## EXERCISE DIRECTIONS:
Exactly as written, return all the data, leaving its pictures behind.

Web page and app entries
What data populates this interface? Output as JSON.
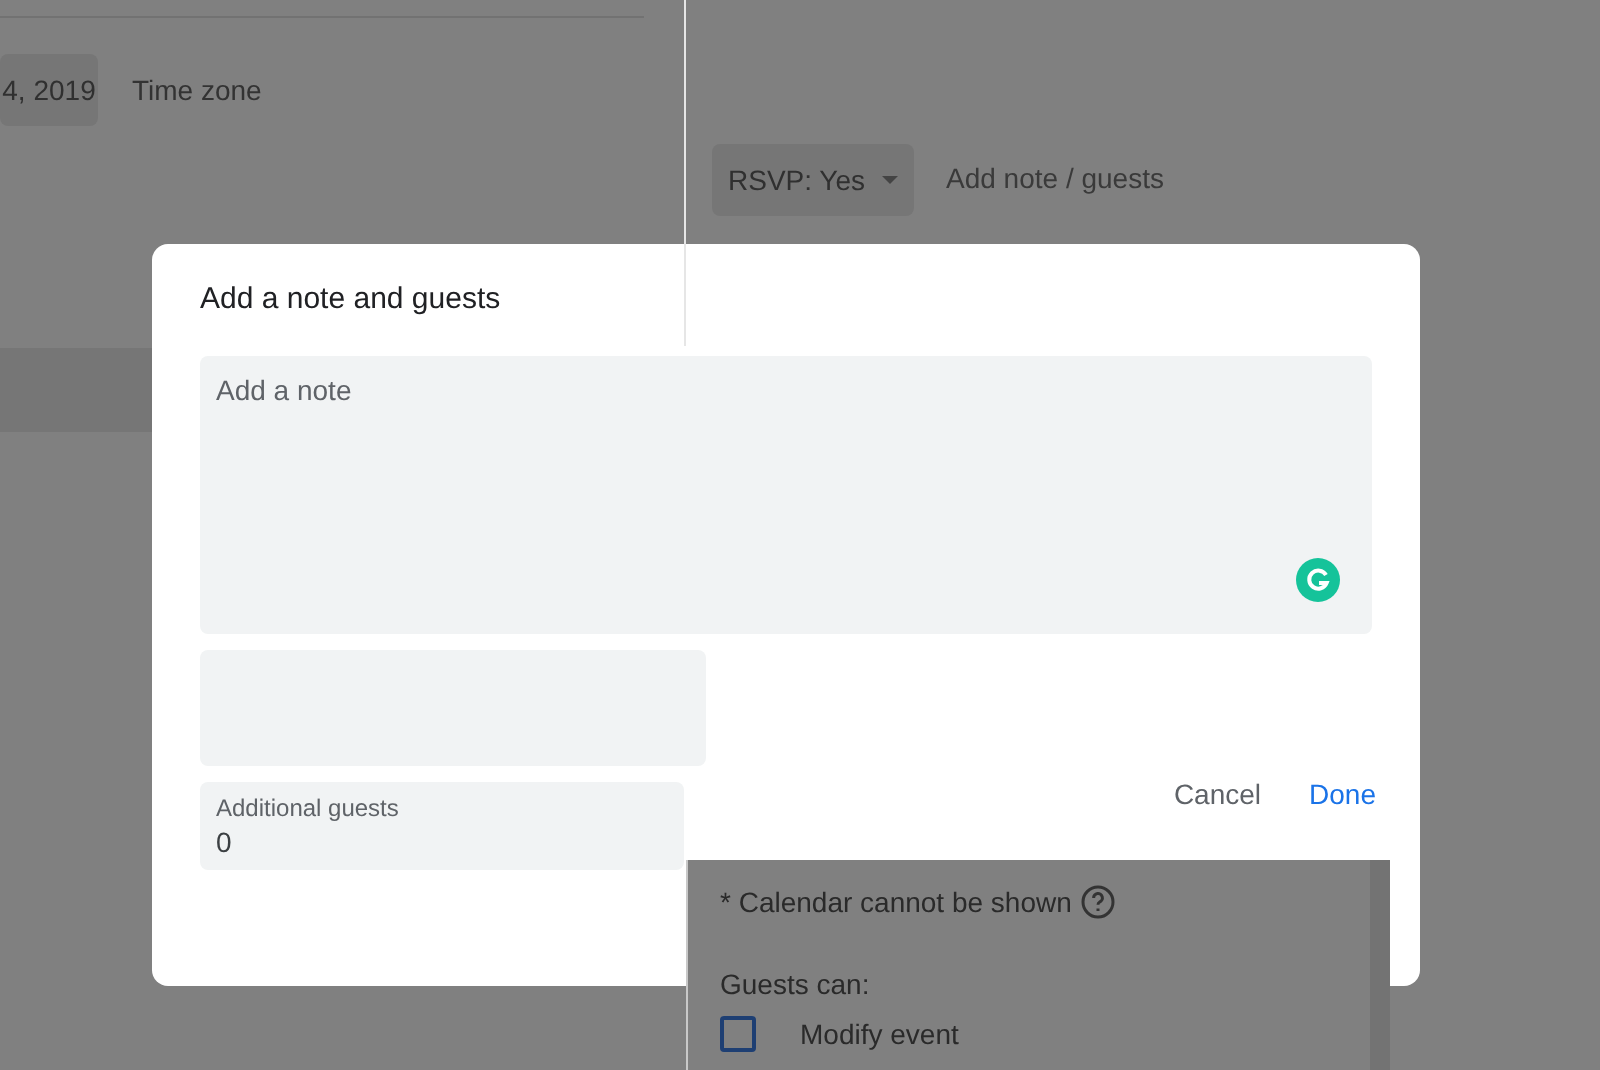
{
  "background": {
    "date_chip": "4, 2019",
    "time_zone": "Time zone",
    "rsvp": "RSVP: Yes",
    "add_note_link": "Add note / guests"
  },
  "dialog": {
    "title": "Add a note and guests",
    "note": {
      "placeholder": "Add a note"
    },
    "guests_field": {
      "label": "Additional guests",
      "value": "0"
    },
    "buttons": [
      {
        "label": "Cancel",
        "kind": "secondary"
      },
      {
        "label": "Done",
        "kind": "primary"
      }
    ]
  },
  "guest_panel": {
    "calendar_notice": "* Calendar cannot be shown",
    "guests_can": "Guests can:",
    "permissions": [
      {
        "label": "Modify event",
        "checked": false
      }
    ]
  }
}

## WRITTEN ANSWER:
What data populates this interface? Output as JSON.
{
  "background": {
    "date_chip": "4, 2019",
    "time_zone": "Time zone",
    "rsvp": "RSVP: Yes",
    "add_note_link": "Add note / guests"
  },
  "dialog": {
    "title": "Add a note and guests",
    "note": {
      "placeholder": "Add a note"
    },
    "guests_field": {
      "label": "Additional guests",
      "value": "0"
    },
    "buttons": [
      {
        "label": "Cancel",
        "kind": "secondary"
      },
      {
        "label": "Done",
        "kind": "primary"
      }
    ]
  },
  "guest_panel": {
    "calendar_notice": "* Calendar cannot be shown",
    "guests_can": "Guests can:",
    "permissions": [
      {
        "label": "Modify event",
        "checked": false
      }
    ]
  }
}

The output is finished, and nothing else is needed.